Two conditions must exist: first, there must be an opening of some sort connecting the outside to the inside, some passageway; and second, there must be a pressure differential between these two areas to draw the air from one area to the other.
Some of the more common passageways include penetrations in the various assemblies, such as recessed lights in the ceiling, plumbing lines, wires and chases. Gaps, such as between the drywall and framing or between the mudsill and foundation, are other common areas.
Pressure differentials are caused in three ways:
The Stack Effect
This is simply the effect of warm, more buoyant air rising and exiting the house through the ceiling to be replaced by cooler air entering from leaks down low. The taller the house, the greater the pressure differential becomes, and the more significant the impact of the leaks.
Wind blowing against the side of a house creates high pressure on the windward side while creating low pressure on the leeward side. This differential will push air through the gaps and holes. The stronger the wind, the greater the air exchange.

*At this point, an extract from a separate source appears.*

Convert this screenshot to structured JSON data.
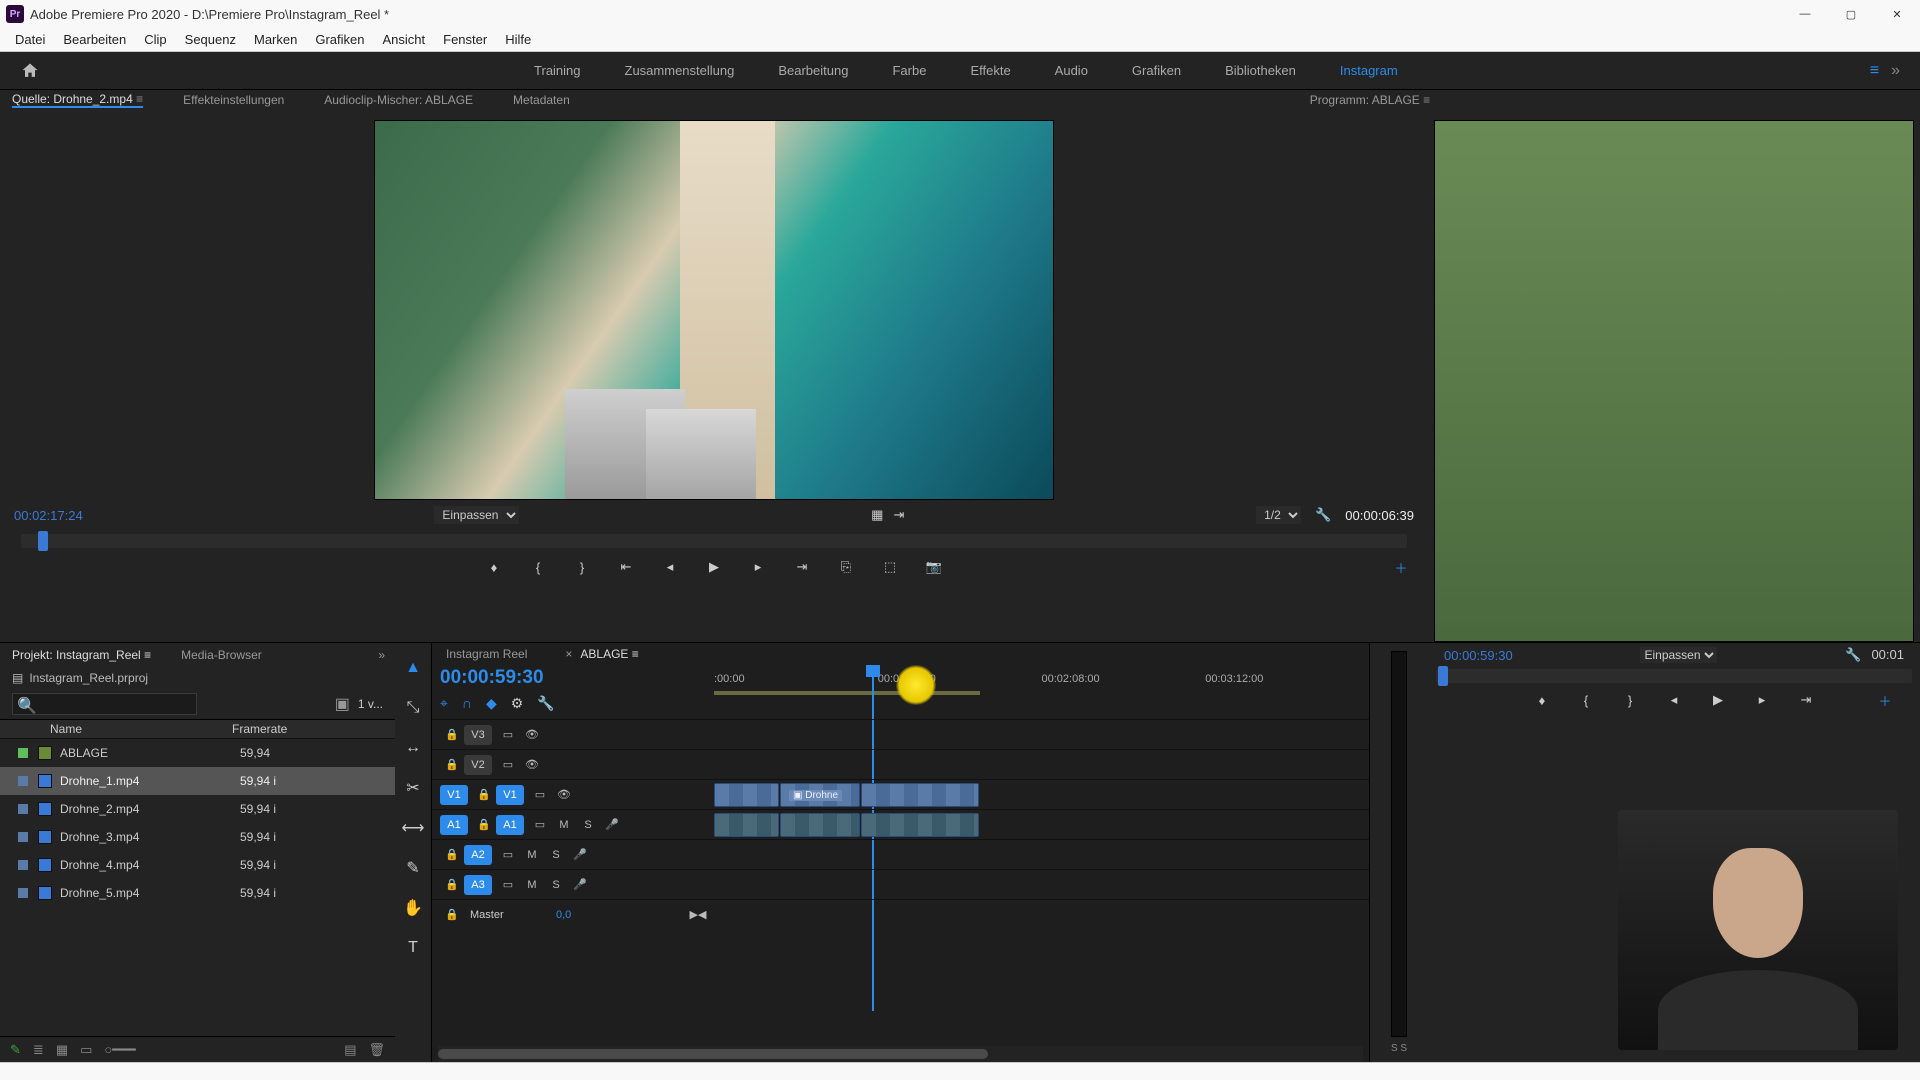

Most ducts leak and most ducts are located outside the conditioned space, either in the attic or crawl space. When the supply ducts leak at a greater rate than the return ducts, then more air is being withdrawn from the home than is being delivered. The conditioned space becomes slightly depressurized, and the makeup air is pulled in through the gaps mentioned above.

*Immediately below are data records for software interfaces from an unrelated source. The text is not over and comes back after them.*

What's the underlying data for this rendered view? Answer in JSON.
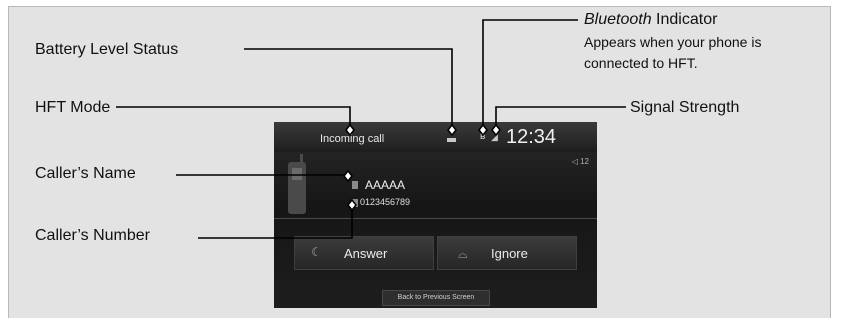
{
  "callouts": {
    "battery_level_status": "Battery Level Status",
    "hft_mode": "HFT Mode",
    "callers_name": "Caller’s Name",
    "callers_number": "Caller’s Number",
    "bluetooth_indicator_italic": "Bluetooth",
    "bluetooth_indicator_rest": " Indicator",
    "bluetooth_note_line1": "Appears when your phone is",
    "bluetooth_note_line2": "connected to HFT.",
    "signal_strength": "Signal Strength"
  },
  "screen": {
    "mode_label": "Incoming call",
    "clock": "12:34",
    "volume_indicator": "◁ 12",
    "caller_name": "AAAAA",
    "caller_number": "0123456789",
    "answer_label": "Answer",
    "ignore_label": "Ignore",
    "back_label": "Back to Previous Screen",
    "bluetooth_glyph": "ʙ",
    "signal_glyph": "◢"
  },
  "icons": {
    "phone": "mobile-phone-icon",
    "answer": "handset-icon",
    "ignore": "hang-up-icon",
    "battery": "battery-icon",
    "bluetooth": "bluetooth-icon",
    "signal": "signal-strength-icon",
    "contact": "contact-icon",
    "number": "number-icon"
  },
  "colors": {
    "frame_bg": "#e3e3e3",
    "screen_bg": "#161616",
    "leader": "#000000"
  }
}
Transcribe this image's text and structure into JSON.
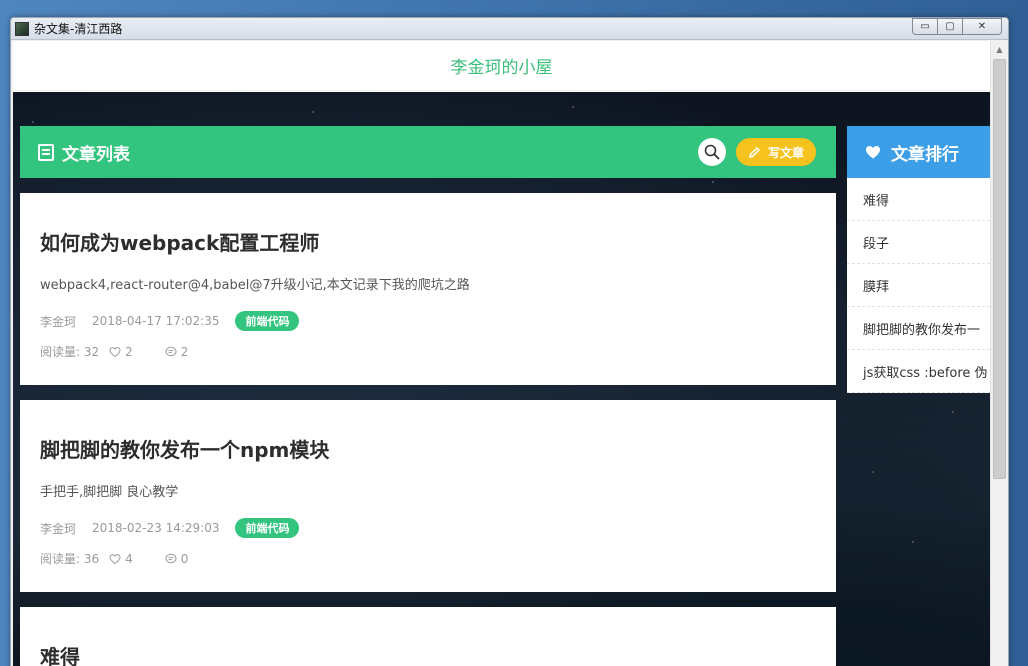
{
  "window": {
    "title": "杂文集-清江西路",
    "controls": {
      "minimize": "▭",
      "maximize": "▢",
      "close": "✕"
    }
  },
  "site": {
    "title": "李金珂的小屋"
  },
  "article_list": {
    "title": "文章列表",
    "write_label": "写文章",
    "articles": [
      {
        "title": "如何成为webpack配置工程师",
        "summary": "webpack4,react-router@4,babel@7升级小记,本文记录下我的爬坑之路",
        "author": "李金珂",
        "date": "2018-04-17 17:02:35",
        "tag": "前端代码",
        "reads_label": "阅读量: 32",
        "likes": "2",
        "comments": "2"
      },
      {
        "title": "脚把脚的教你发布一个npm模块",
        "summary": "手把手,脚把脚 良心教学",
        "author": "李金珂",
        "date": "2018-02-23 14:29:03",
        "tag": "前端代码",
        "reads_label": "阅读量: 36",
        "likes": "4",
        "comments": "0"
      },
      {
        "title": "难得"
      }
    ]
  },
  "ranking": {
    "title": "文章排行",
    "items": [
      "难得",
      "段子",
      "膜拜",
      "脚把脚的教你发布一",
      "js获取css :before 伪"
    ]
  },
  "colors": {
    "site_title": "#3cbf7b",
    "list_header": "#33c47f",
    "tag": "#33c47f",
    "write_button": "#f6c21d",
    "ranking_header": "#3c9ee6"
  },
  "icons": {
    "list_header": "document-icon",
    "search": "search-icon",
    "write": "pencil-icon",
    "ranking_header": "heart-icon",
    "likes": "heart-outline-icon",
    "comments": "comment-icon"
  }
}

We want our homes to be airtight for two reasons. Air carries heat and moisture with it, so for our homes to be energy efficient, we want to control heat transfer as best we can. Plugging leaks is the key to this strategy. The same is true for moisture. Moisture promotes mold growth and rot. For our health and the durability of our homes, we must keep them dry.
The second, and more important reason, is that air leaking into our homes passes through unknown, and usually unseemly areas, carrying contaminants with it. Air moving through the crawl space will pick up dust, particles of insulation, chemical residues from pest control, and even waste byproducts from the pests themselves.

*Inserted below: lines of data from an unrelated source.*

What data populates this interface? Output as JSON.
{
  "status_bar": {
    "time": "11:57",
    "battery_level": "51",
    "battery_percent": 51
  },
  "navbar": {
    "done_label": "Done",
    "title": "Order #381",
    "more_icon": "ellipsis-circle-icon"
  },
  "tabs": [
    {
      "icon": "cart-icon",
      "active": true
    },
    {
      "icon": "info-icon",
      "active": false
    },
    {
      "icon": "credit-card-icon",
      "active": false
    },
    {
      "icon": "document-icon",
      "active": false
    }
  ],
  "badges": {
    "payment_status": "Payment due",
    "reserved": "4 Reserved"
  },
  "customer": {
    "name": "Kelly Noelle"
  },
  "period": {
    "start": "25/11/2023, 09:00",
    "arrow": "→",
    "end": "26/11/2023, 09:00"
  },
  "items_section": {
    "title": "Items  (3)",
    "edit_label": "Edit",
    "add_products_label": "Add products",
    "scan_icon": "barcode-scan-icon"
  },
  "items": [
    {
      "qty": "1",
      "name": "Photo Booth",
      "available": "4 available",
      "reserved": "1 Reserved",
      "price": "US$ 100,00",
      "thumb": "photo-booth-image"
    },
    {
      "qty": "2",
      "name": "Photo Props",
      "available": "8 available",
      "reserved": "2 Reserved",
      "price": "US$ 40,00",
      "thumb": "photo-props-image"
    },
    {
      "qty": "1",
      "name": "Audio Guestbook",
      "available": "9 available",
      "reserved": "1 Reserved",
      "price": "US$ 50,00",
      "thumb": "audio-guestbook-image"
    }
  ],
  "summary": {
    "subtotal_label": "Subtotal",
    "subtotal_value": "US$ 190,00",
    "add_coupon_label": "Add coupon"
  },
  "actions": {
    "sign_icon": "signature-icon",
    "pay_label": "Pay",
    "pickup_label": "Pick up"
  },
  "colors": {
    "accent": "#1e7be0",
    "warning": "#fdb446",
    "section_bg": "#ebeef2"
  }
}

There’s a lot more to this story, though. Air sealing alone won’t prevent moisture problems, and we need to provide fresh air for our health. These issues will be discussed in future blogs. Stay tuned!